Federal judge lets company stay anonymous in suit over CPSC complaint data
A federal judge’s ruling allows a company known only as “Company Doe” to permanently prevent consumers from getting any information about a lawsuit the company filed to stop the U.S. Consumer Product Safety Commission from posting a report on its public database about a consumer injury allegedly related to Company Doe’s product.
Consumers Union, the advocacy arm of Consumer Reports, is appealing the court’s decision to seal the case and the identity of “Company Doe,” along with Public Citizen and Consumer Federation of America, two other advocacy groups.
“The public has a strong interest in the outcome of this lawsuit and a correspondingly strong right to learn who is involved and the factual basis for the court’s decision to exempt a product report from the database,” said Scott Michelman, the Public Citizen attorney representing the three consumer groups. “Adjudicating this first-ever challenge to the consumer product safety database in secret, based on secret evidence, and with a secret plaintiff, is at odds with the First Amendment and our tradition of open judicial proceedings.”

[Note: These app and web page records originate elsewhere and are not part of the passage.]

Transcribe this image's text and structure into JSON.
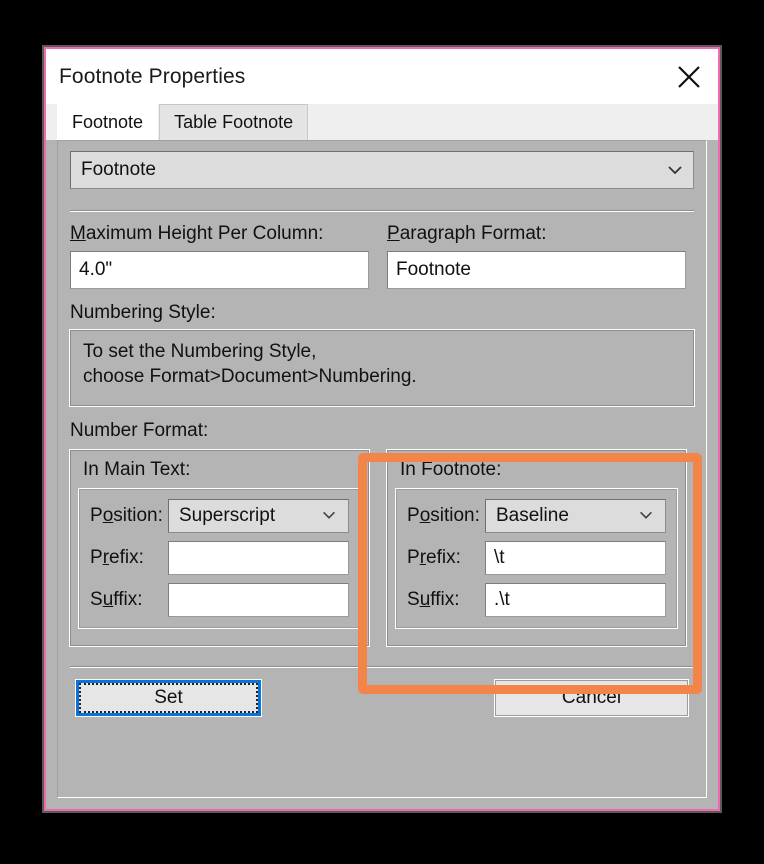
{
  "window": {
    "title": "Footnote Properties",
    "close_icon": "close-icon",
    "border_color": "#f06ab0"
  },
  "tabs": [
    {
      "label": "Footnote",
      "active": true
    },
    {
      "label": "Table Footnote",
      "active": false
    }
  ],
  "type_combo": {
    "value": "Footnote",
    "chevron_icon": "chevron-down-icon"
  },
  "fields": {
    "max_height": {
      "label": "Maximum Height Per Column:",
      "accel": "M",
      "value": "4.0\""
    },
    "paragraph_format": {
      "label": "Paragraph Format:",
      "accel": "P",
      "value": "Footnote"
    }
  },
  "numbering_style": {
    "label": "Numbering Style:",
    "line1": "To set the Numbering Style,",
    "line2": "choose Format>Document>Numbering."
  },
  "number_format": {
    "label": "Number Format:",
    "main_text": {
      "title": "In Main Text:",
      "position_label": "Position:",
      "position_value": "Superscript",
      "prefix_label": "Prefix:",
      "prefix_value": "",
      "suffix_label": "Suffix:",
      "suffix_value": ""
    },
    "footnote": {
      "title": "In Footnote:",
      "position_label": "Position:",
      "position_value": "Baseline",
      "prefix_label": "Prefix:",
      "prefix_value": "\\t",
      "suffix_label": "Suffix:",
      "suffix_value": ".\\t"
    }
  },
  "buttons": {
    "set": "Set",
    "cancel": "Cancel"
  },
  "annotation": {
    "highlight_color": "#f4854a",
    "target": "in-footnote-group"
  }
}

SaferProducts.gov, the CPSC’s public searchable online database was launched in March 2011 to allow consumers and others including fire fighters or medical personnel, to file publicly searchable reports about potentially dangerous products. “The CPSC database is a critical tool for informing consumers and consumer advocates about potential safety concerns related to a wide variety of product,” says Ami Gadhia, senior policy counsel for Consumers Union.
The CPSC is required to post consumer complaints within 20 business days of receiving them, but must first notify manufacturers and give them a chance to respond. If information submitted is shown to be materially inaccurate the complaint is corrected or removed from the database.
“Company Doe” filed suit in October 2011 against the CPSC to block publication of a report that had been submitted to the database by a local government agency and that implicated the company’s product as causing harm. “Company Doe” contended that the report was “baseless” and would cause “irreparable harm to its reputation and financial well-being,” according to the opinion announced Monday but released today by Judge Alexander Williams Jr. in federal district court in Greenbelt, Md.
The court document indicates that the case was decided in the company’s favor more than two months ago after nine months of proceedings that were conducted out of public view and without opportunity for public participation. Other crucial portions of the court document released today are blacked out so that no information is revealed about the company’s name, the type of product involved, the nature of the harm alleged or the relevant facts underlying the court’s decision in an aggressive legal challenge to an important public database.
The appeal filed by Consumers Union and the two other consumer groups seeking to unseal the records in this case will be heard by the United States Court of Appeal for the Fourth Circuit.